▶ **ASSIGNED TASK**
Working from the line that contains "What's the underlying" down to the last line below, repeat each line exactly.

[[ THE INPUT, beginning ]]

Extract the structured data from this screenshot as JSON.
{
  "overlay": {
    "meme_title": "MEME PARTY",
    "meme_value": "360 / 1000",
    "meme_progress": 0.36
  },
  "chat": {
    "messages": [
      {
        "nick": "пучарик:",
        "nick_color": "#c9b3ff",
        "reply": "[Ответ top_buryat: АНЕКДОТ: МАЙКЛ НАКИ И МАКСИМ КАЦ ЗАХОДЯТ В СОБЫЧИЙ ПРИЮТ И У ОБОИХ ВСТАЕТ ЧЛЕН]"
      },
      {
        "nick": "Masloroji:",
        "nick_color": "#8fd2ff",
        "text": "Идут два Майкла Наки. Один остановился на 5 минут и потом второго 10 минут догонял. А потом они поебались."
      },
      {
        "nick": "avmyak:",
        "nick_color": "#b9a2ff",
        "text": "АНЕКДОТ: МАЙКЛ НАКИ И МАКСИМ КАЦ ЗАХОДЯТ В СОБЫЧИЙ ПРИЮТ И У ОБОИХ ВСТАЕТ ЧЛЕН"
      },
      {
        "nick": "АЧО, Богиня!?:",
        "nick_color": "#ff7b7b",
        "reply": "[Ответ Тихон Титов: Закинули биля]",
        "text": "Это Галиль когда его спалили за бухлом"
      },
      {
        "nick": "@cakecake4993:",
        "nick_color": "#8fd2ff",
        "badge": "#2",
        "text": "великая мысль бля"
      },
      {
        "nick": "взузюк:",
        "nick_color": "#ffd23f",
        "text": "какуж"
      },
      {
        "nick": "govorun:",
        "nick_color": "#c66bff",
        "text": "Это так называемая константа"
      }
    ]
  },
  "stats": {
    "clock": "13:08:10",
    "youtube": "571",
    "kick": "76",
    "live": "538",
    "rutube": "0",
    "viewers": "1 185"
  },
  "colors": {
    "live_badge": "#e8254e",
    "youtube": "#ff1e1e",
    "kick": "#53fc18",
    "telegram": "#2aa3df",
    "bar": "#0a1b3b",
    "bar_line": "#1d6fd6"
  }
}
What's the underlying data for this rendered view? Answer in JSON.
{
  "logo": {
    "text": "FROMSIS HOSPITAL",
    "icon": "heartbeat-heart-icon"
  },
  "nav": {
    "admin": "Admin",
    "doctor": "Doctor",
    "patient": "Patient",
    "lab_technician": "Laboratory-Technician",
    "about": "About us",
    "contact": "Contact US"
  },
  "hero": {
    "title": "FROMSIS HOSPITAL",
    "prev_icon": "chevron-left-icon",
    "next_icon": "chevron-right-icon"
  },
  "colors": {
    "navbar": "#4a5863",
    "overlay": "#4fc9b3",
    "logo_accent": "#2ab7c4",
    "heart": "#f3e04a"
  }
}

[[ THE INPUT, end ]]

▶ **TASK SOLUTION**
What's the underlying data for this rendered view? Answer in JSON.
{
  "logo": {
    "text": "FROMSIS HOSPITAL",
    "icon": "heartbeat-heart-icon"
  },
  "nav": {
    "admin": "Admin",
    "doctor": "Doctor",
    "patient": "Patient",
    "lab_technician": "Laboratory-Technician",
    "about": "About us",
    "contact": "Contact US"
  },
  "hero": {
    "title": "FROMSIS HOSPITAL",
    "prev_icon": "chevron-left-icon",
    "next_icon": "chevron-right-icon"
  },
  "colors": {
    "navbar": "#4a5863",
    "overlay": "#4fc9b3",
    "logo_accent": "#2ab7c4",
    "heart": "#f3e04a"
  }
}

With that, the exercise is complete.